One of the problems, I suppose, of being “a visionary” is that one is, somewhat by definition, required to be looking forward into a hazy future without anything near omniscience, and so, as they age, one's books acquire anachronisms of focusing on things that didn't quite work out the way it seemed they might when ink hit the page. Purple Cow came out in 2003, and while this is hardly antique, those 8 years are a very long time in the tech sphere. In this case the “whopper” came in a case study of Motorola and Nokia, where Godin seems to be writing off the cell phone market (he says “The sad truth, though, is that … the Purple Cow has left the room and there's not a lot the cell phone companies can do about it.”, despite both companies “scrambling to market phones that send photographs”) … I guess the Cow came back for an encore in that niche four years later when Apple introduced the iPhone!
The thrust of the book, however, is really more about a change in modalities across the entire spectrum of business, moving from what he describes as “The TV-Industrial Complex” into a “Post-TV Age”, where the classic model of buying vast amounts of advertising and having that drive sales is just not working like it used to. He uses a bell-curve illustration to break out sections of the market, from “innovators” on the very leading edge, to the “early adopters”, on into the “early and late majority”, and finally into the “laggards”.
At this point Godin brings in the concept of an “ideavirus” and the “Sneezers” who spread it.The marketer of yesterday valued the volume of people she could reach. … Mass marketing traditionally targets the early and late majority because this is the largest group. But in many markets, the value of a group isn't related to its size – a group's value is related to its influence. In this market, for example, the early adopters heavily influence the rest of the curve, so persuading them is worth far more than wasting ad dollars trying to persuade anyone else.

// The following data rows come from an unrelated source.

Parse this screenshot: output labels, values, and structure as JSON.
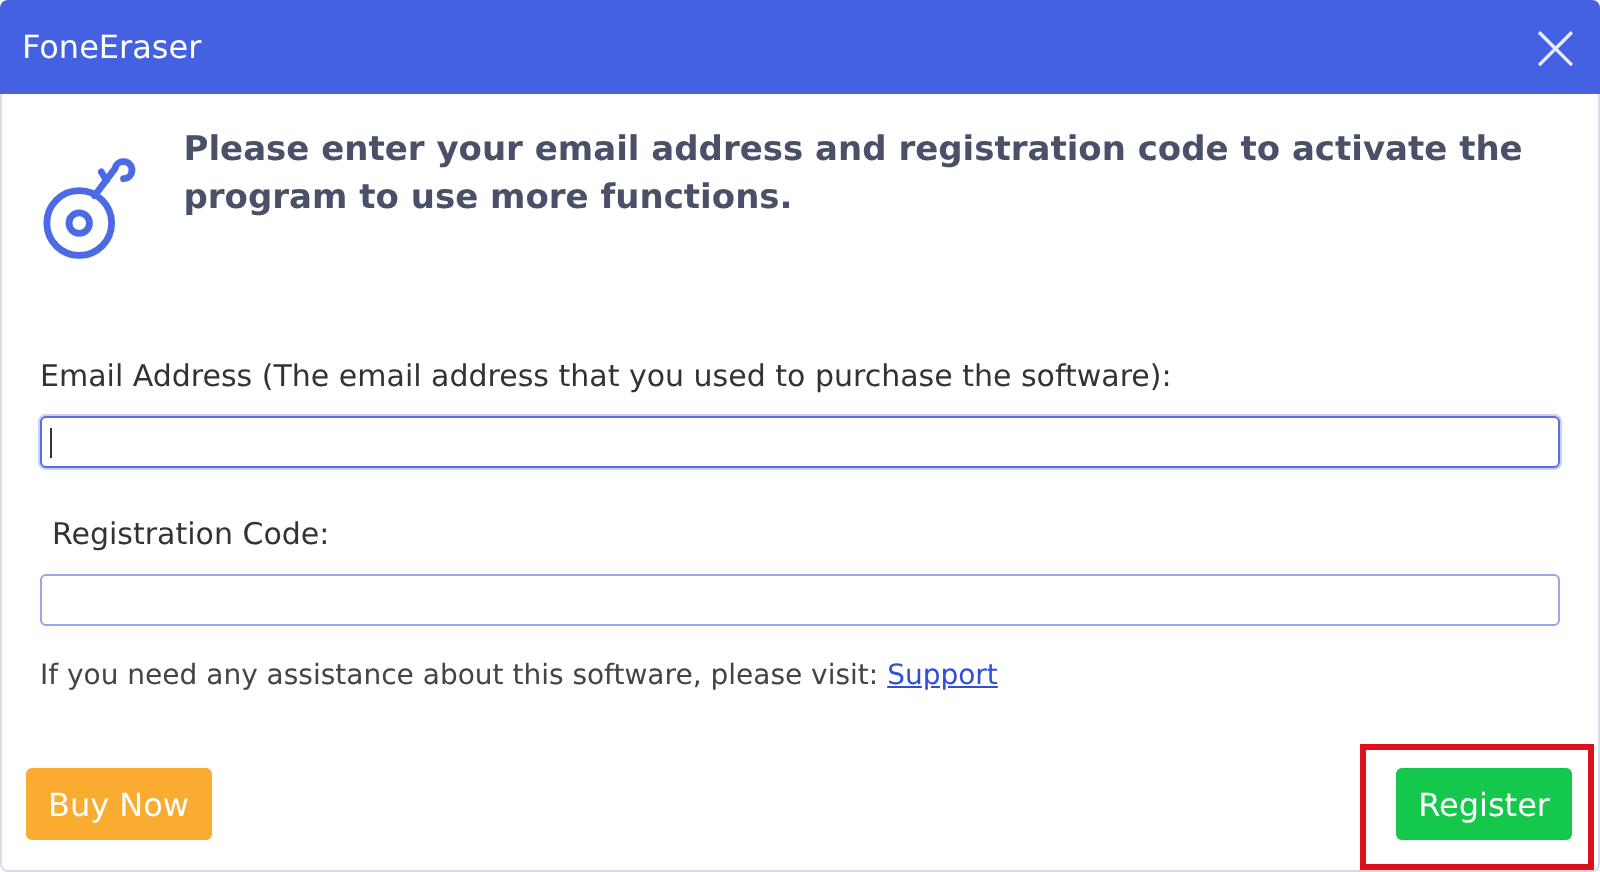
{
  "window": {
    "title": "FoneEraser",
    "close": "×"
  },
  "message": "Please enter your email address and registration code to activate the program to use more functions.",
  "fields": [
    {
      "label": "Email Address (The email address that you used to purchase the software):",
      "focused": true
    },
    {
      "label": "Registration Code:",
      "focused": false
    }
  ],
  "help": {
    "text": "If you need any assistance about this software, please visit:",
    "link": "Support"
  },
  "buttons": [
    {
      "kind": "buy",
      "label": "Buy Now",
      "highlighted": false
    },
    {
      "kind": "register",
      "label": "Register",
      "highlighted": true
    }
  ]
}
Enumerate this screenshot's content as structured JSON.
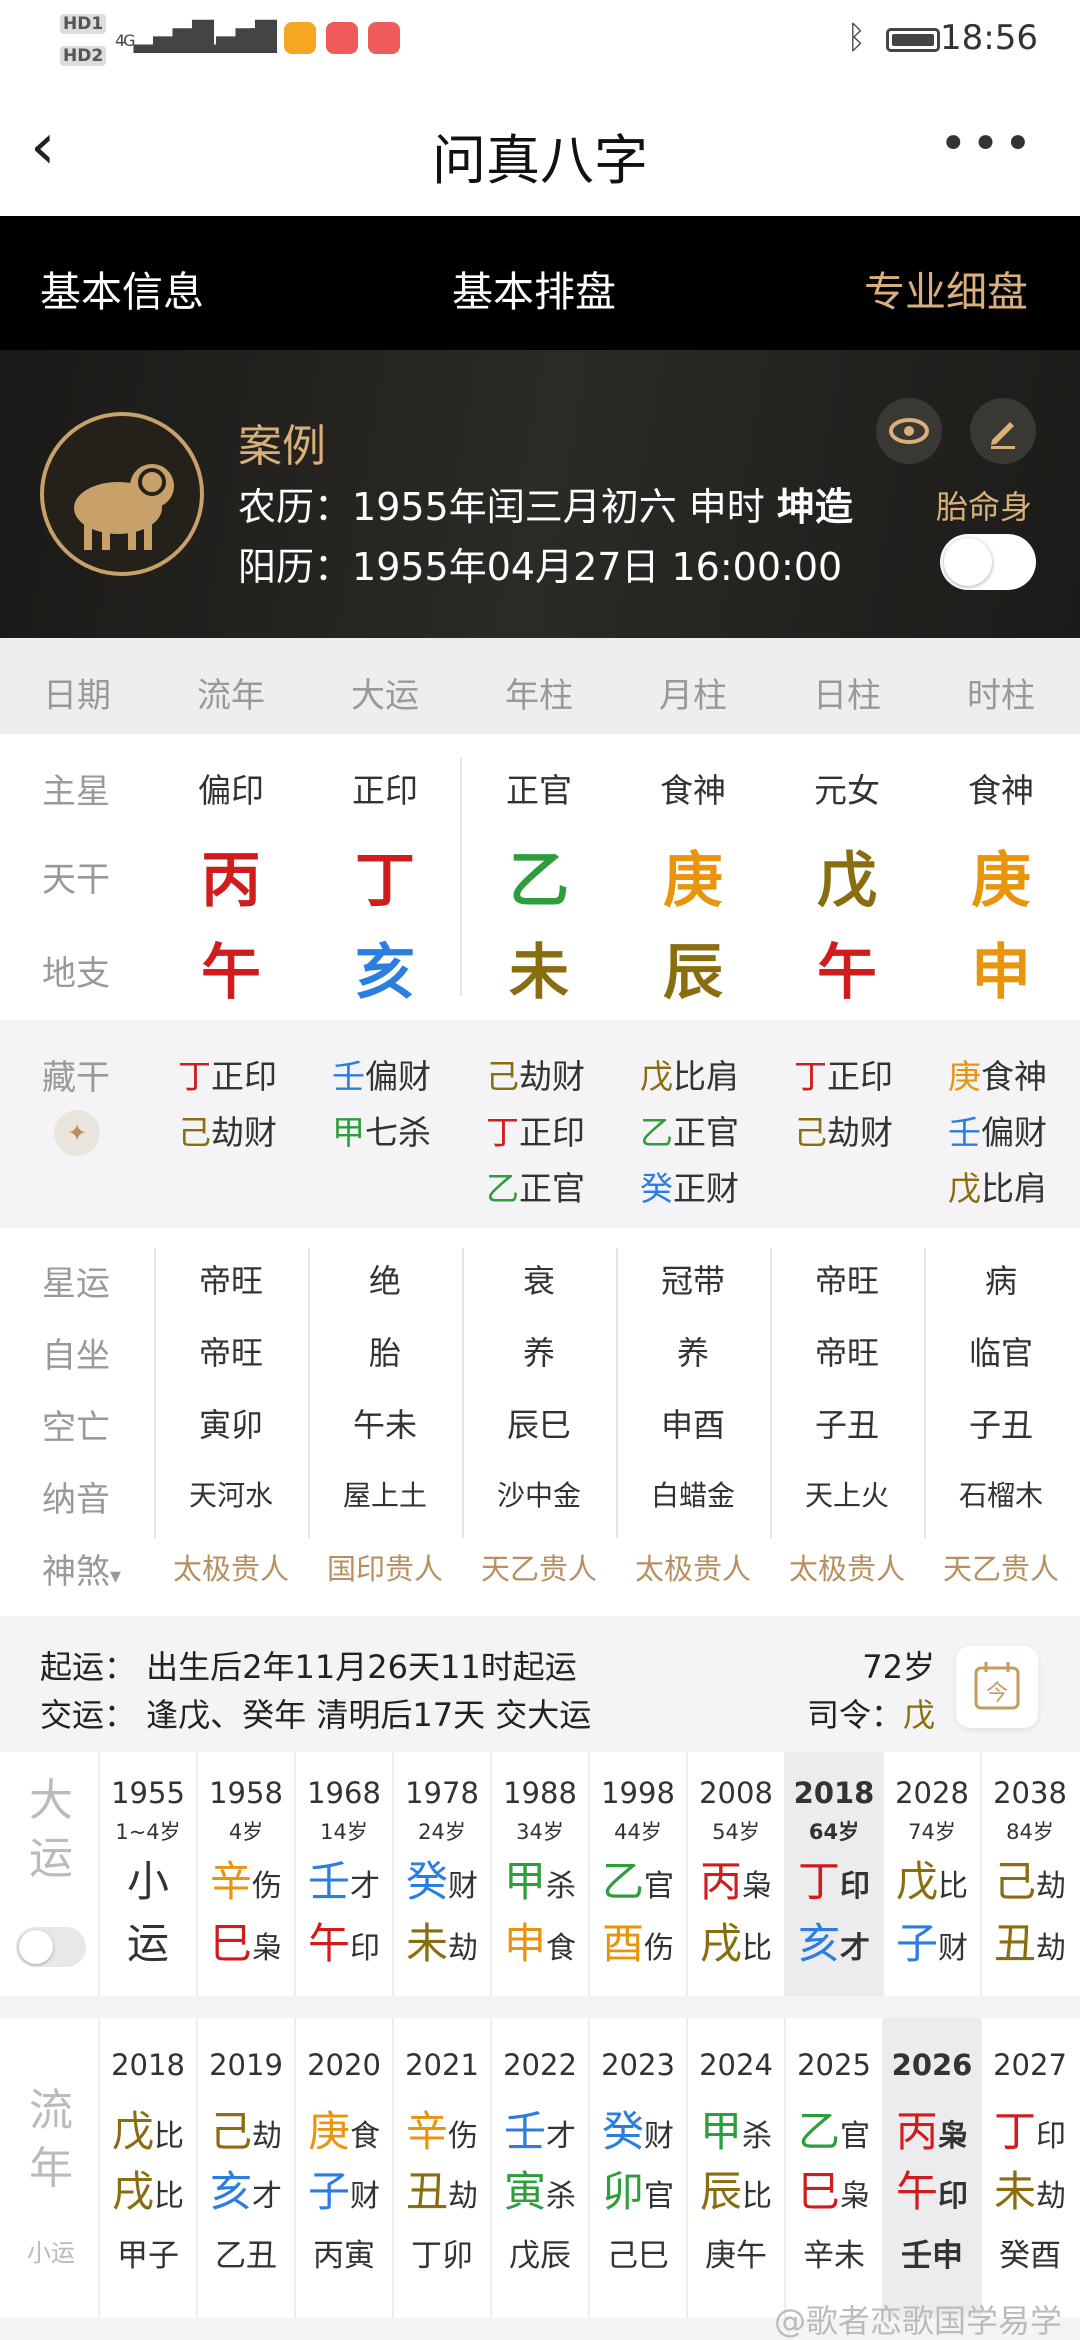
{
  "status": {
    "time": "18:56",
    "hd1": "HD1",
    "hd2": "HD2",
    "sig1": "4G",
    "sig2": "4G"
  },
  "nav": {
    "title": "问真八字",
    "back_icon": "chevron-left-icon",
    "more_icon": "more-horizontal-icon"
  },
  "tabs": [
    {
      "label": "基本信息",
      "active": false
    },
    {
      "label": "基本排盘",
      "active": false
    },
    {
      "label": "专业细盘",
      "active": true
    }
  ],
  "profile": {
    "name": "案例",
    "lunar_prefix": "农历：",
    "lunar": "1955年闰三月初六 申时 ",
    "gender": "坤造",
    "solar_prefix": "阳历：",
    "solar": "1955年04月27日 16:00:00",
    "taiming_label": "胎命身",
    "taiming_on": false
  },
  "columns": [
    "日期",
    "流年",
    "大运",
    "年柱",
    "月柱",
    "日柱",
    "时柱"
  ],
  "row_labels": {
    "main_star": "主星",
    "tiangan": "天干",
    "dizhi": "地支",
    "canggan": "藏干",
    "xingyun": "星运",
    "zizuo": "自坐",
    "kongwang": "空亡",
    "nayin": "纳音",
    "shensha": "神煞"
  },
  "main_stars": [
    "偏印",
    "正印",
    "正官",
    "食神",
    "元女",
    "食神"
  ],
  "tiangan": [
    {
      "c": "丙",
      "color": "#d01c1c"
    },
    {
      "c": "丁",
      "color": "#d01c1c"
    },
    {
      "c": "乙",
      "color": "#2e9d3b"
    },
    {
      "c": "庚",
      "color": "#e8940c"
    },
    {
      "c": "戊",
      "color": "#8a6d0e"
    },
    {
      "c": "庚",
      "color": "#e8940c"
    }
  ],
  "dizhi": [
    {
      "c": "午",
      "color": "#d01c1c"
    },
    {
      "c": "亥",
      "color": "#2b7de0"
    },
    {
      "c": "未",
      "color": "#8a6d0e"
    },
    {
      "c": "辰",
      "color": "#8a6d0e"
    },
    {
      "c": "午",
      "color": "#d01c1c"
    },
    {
      "c": "申",
      "color": "#e8940c"
    }
  ],
  "canggan": [
    [
      {
        "g": "丁",
        "t": "正印",
        "color": "#d01c1c"
      },
      {
        "g": "己",
        "t": "劫财",
        "color": "#8a6d0e"
      }
    ],
    [
      {
        "g": "壬",
        "t": "偏财",
        "color": "#2b7de0"
      },
      {
        "g": "甲",
        "t": "七杀",
        "color": "#2e9d3b"
      }
    ],
    [
      {
        "g": "己",
        "t": "劫财",
        "color": "#8a6d0e"
      },
      {
        "g": "丁",
        "t": "正印",
        "color": "#d01c1c"
      },
      {
        "g": "乙",
        "t": "正官",
        "color": "#2e9d3b"
      }
    ],
    [
      {
        "g": "戊",
        "t": "比肩",
        "color": "#8a6d0e"
      },
      {
        "g": "乙",
        "t": "正官",
        "color": "#2e9d3b"
      },
      {
        "g": "癸",
        "t": "正财",
        "color": "#2b7de0"
      }
    ],
    [
      {
        "g": "丁",
        "t": "正印",
        "color": "#d01c1c"
      },
      {
        "g": "己",
        "t": "劫财",
        "color": "#8a6d0e"
      }
    ],
    [
      {
        "g": "庚",
        "t": "食神",
        "color": "#e8940c"
      },
      {
        "g": "壬",
        "t": "偏财",
        "color": "#2b7de0"
      },
      {
        "g": "戊",
        "t": "比肩",
        "color": "#8a6d0e"
      }
    ]
  ],
  "xingyun": [
    "帝旺",
    "绝",
    "衰",
    "冠带",
    "帝旺",
    "病"
  ],
  "zizuo": [
    "帝旺",
    "胎",
    "养",
    "养",
    "帝旺",
    "临官"
  ],
  "kongwang": [
    "寅卯",
    "午未",
    "辰巳",
    "申酉",
    "子丑",
    "子丑"
  ],
  "nayin": [
    "天河水",
    "屋上土",
    "沙中金",
    "白蜡金",
    "天上火",
    "石榴木"
  ],
  "shensha": [
    "太极贵人",
    "国印贵人",
    "天乙贵人",
    "太极贵人",
    "太极贵人",
    "天乙贵人"
  ],
  "qiyun": {
    "line1": "起运：  出生后2年11月26天11时起运",
    "line2": "交运：  逢戊、癸年 清明后17天 交大运",
    "age": "72岁",
    "siling_label": "司令：",
    "siling": "戊",
    "siling_color": "#8a6d0e"
  },
  "dayun_label": [
    "大",
    "运"
  ],
  "dayun": [
    {
      "year": "1955",
      "age": "1~4岁",
      "g": "小",
      "gs": "",
      "gc": "#333333",
      "z": "运",
      "zs": "",
      "zc": "#333333",
      "current": false
    },
    {
      "year": "1958",
      "age": "4岁",
      "g": "辛",
      "gs": "伤",
      "gc": "#e8940c",
      "z": "巳",
      "zs": "枭",
      "zc": "#d01c1c",
      "current": false
    },
    {
      "year": "1968",
      "age": "14岁",
      "g": "壬",
      "gs": "才",
      "gc": "#2b7de0",
      "z": "午",
      "zs": "印",
      "zc": "#d01c1c",
      "current": false
    },
    {
      "year": "1978",
      "age": "24岁",
      "g": "癸",
      "gs": "财",
      "gc": "#2b7de0",
      "z": "未",
      "zs": "劫",
      "zc": "#8a6d0e",
      "current": false
    },
    {
      "year": "1988",
      "age": "34岁",
      "g": "甲",
      "gs": "杀",
      "gc": "#2e9d3b",
      "z": "申",
      "zs": "食",
      "zc": "#e8940c",
      "current": false
    },
    {
      "year": "1998",
      "age": "44岁",
      "g": "乙",
      "gs": "官",
      "gc": "#2e9d3b",
      "z": "酉",
      "zs": "伤",
      "zc": "#e8940c",
      "current": false
    },
    {
      "year": "2008",
      "age": "54岁",
      "g": "丙",
      "gs": "枭",
      "gc": "#d01c1c",
      "z": "戌",
      "zs": "比",
      "zc": "#8a6d0e",
      "current": false
    },
    {
      "year": "2018",
      "age": "64岁",
      "g": "丁",
      "gs": "印",
      "gc": "#d01c1c",
      "z": "亥",
      "zs": "才",
      "zc": "#2b7de0",
      "current": true
    },
    {
      "year": "2028",
      "age": "74岁",
      "g": "戊",
      "gs": "比",
      "gc": "#8a6d0e",
      "z": "子",
      "zs": "财",
      "zc": "#2b7de0",
      "current": false
    },
    {
      "year": "2038",
      "age": "84岁",
      "g": "己",
      "gs": "劫",
      "gc": "#8a6d0e",
      "z": "丑",
      "zs": "劫",
      "zc": "#8a6d0e",
      "current": false
    }
  ],
  "liunian_label": [
    "流",
    "年"
  ],
  "xiaoyun_label": "小运",
  "liunian": [
    {
      "year": "2018",
      "g": "戊",
      "gs": "比",
      "gc": "#8a6d0e",
      "z": "戌",
      "zs": "比",
      "zc": "#8a6d0e",
      "xy": "甲子",
      "current": false
    },
    {
      "year": "2019",
      "g": "己",
      "gs": "劫",
      "gc": "#8a6d0e",
      "z": "亥",
      "zs": "才",
      "zc": "#2b7de0",
      "xy": "乙丑",
      "current": false
    },
    {
      "year": "2020",
      "g": "庚",
      "gs": "食",
      "gc": "#e8940c",
      "z": "子",
      "zs": "财",
      "zc": "#2b7de0",
      "xy": "丙寅",
      "current": false
    },
    {
      "year": "2021",
      "g": "辛",
      "gs": "伤",
      "gc": "#e8940c",
      "z": "丑",
      "zs": "劫",
      "zc": "#8a6d0e",
      "xy": "丁卯",
      "current": false
    },
    {
      "year": "2022",
      "g": "壬",
      "gs": "才",
      "gc": "#2b7de0",
      "z": "寅",
      "zs": "杀",
      "zc": "#2e9d3b",
      "xy": "戊辰",
      "current": false
    },
    {
      "year": "2023",
      "g": "癸",
      "gs": "财",
      "gc": "#2b7de0",
      "z": "卯",
      "zs": "官",
      "zc": "#2e9d3b",
      "xy": "己巳",
      "current": false
    },
    {
      "year": "2024",
      "g": "甲",
      "gs": "杀",
      "gc": "#2e9d3b",
      "z": "辰",
      "zs": "比",
      "zc": "#8a6d0e",
      "xy": "庚午",
      "current": false
    },
    {
      "year": "2025",
      "g": "乙",
      "gs": "官",
      "gc": "#2e9d3b",
      "z": "巳",
      "zs": "枭",
      "zc": "#d01c1c",
      "xy": "辛未",
      "current": false
    },
    {
      "year": "2026",
      "g": "丙",
      "gs": "枭",
      "gc": "#d01c1c",
      "z": "午",
      "zs": "印",
      "zc": "#d01c1c",
      "xy": "壬申",
      "current": true
    },
    {
      "year": "2027",
      "g": "丁",
      "gs": "印",
      "gc": "#d01c1c",
      "z": "未",
      "zs": "劫",
      "zc": "#8a6d0e",
      "xy": "癸酉",
      "current": false
    }
  ],
  "watermark": "@歌者恋歌国学易学"
}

Godin says that targeting a particular niche allows you to effectively get to the “sneezers” that would be too difficult to find in mass-market products. And, finding a “Purple Cow” gets these key voices on board. However, it's not always easy to implement this ...Every market has a few sneezers. They're often the early adopters, but not always. Finding and seducing these sneezers is the essential step in creating an ideavirus.
Much of the book is spent with examples, considerations, and case studies, most ending with a very focused “take-away point” … although he certainly fleshes the concepts raised here out much more in his later book Free Prize Inside. More info (including later “bonus chapters”) are at http://apurplecow.comThe Problem with the Cow
… is actually the problem with fear.
If being a Purple Cow is such an easy, effective way to break through the clutter, why doesn't everyone do it? Why is it so hard to be Purple?
Some folks would like you to believe that there are too few great ideas or that their product or their industry or their company can't support a great idea. This, of course, is nonsense.
The Cow is so rare because people are afraid.
If you're remarkable, it's likely that some people won't like you. That's part of the definition of remarkable. Nobody gets unanimous praise – ever. The best the timid can hope for is to be unnoticed. Criticism comes to those who stand out.
Purple Cow is still in print (in a later, updated edition), and both Amazon and B&N have it for about 1/3rd off of cover, but you can also find “very good” copies of the 2003 hardcover (that I have) for under a buck via the new/used vendors. If this is the sort of thing which is of interest to you, I'd definitely recommend picking up a copy.